DESCRIPTION OF THE TASK
Every line below that holds the string "this" should be copied out.

RECORDS TO USE
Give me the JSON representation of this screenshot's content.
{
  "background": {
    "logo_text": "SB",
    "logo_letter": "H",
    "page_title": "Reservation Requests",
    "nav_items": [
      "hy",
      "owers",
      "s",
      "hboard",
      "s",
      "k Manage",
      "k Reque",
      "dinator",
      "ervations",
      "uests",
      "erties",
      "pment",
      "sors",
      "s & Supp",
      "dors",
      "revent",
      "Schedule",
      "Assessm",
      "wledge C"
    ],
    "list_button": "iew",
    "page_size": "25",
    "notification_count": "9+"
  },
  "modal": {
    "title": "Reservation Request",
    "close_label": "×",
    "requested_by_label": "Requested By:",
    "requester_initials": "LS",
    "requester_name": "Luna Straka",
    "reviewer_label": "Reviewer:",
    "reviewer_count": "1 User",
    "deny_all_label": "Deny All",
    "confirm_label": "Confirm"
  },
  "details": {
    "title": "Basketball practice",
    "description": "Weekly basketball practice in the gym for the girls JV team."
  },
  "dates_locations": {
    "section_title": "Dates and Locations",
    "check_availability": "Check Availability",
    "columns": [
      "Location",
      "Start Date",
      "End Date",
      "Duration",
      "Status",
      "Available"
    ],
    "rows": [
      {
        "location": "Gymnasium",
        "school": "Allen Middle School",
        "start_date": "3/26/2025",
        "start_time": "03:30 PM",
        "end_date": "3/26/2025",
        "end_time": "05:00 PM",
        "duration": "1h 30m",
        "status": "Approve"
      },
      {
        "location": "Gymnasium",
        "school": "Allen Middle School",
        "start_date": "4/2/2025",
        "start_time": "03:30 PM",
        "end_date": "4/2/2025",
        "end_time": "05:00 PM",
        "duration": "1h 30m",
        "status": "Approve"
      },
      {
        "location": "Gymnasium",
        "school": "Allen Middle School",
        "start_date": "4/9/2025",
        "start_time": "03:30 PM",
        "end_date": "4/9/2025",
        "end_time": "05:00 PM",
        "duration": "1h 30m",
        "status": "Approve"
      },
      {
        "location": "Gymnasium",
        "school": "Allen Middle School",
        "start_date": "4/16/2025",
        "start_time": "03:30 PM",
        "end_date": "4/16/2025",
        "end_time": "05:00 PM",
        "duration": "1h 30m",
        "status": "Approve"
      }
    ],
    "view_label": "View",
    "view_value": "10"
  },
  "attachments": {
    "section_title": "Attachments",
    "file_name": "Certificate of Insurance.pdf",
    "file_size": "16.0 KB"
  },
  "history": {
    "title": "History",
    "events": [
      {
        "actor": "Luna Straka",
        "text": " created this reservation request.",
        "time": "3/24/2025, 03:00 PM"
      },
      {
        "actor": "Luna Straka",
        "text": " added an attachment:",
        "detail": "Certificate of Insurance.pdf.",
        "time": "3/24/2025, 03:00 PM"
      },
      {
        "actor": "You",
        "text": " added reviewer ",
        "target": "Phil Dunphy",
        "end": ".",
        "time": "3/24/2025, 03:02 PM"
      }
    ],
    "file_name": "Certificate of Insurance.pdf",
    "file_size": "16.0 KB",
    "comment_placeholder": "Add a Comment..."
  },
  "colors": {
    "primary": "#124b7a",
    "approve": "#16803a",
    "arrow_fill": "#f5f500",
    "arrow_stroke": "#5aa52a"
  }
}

RESPONSE BELOW
Give me the JSON representation of this screenshot's content.
        "text": " created this reservation request.",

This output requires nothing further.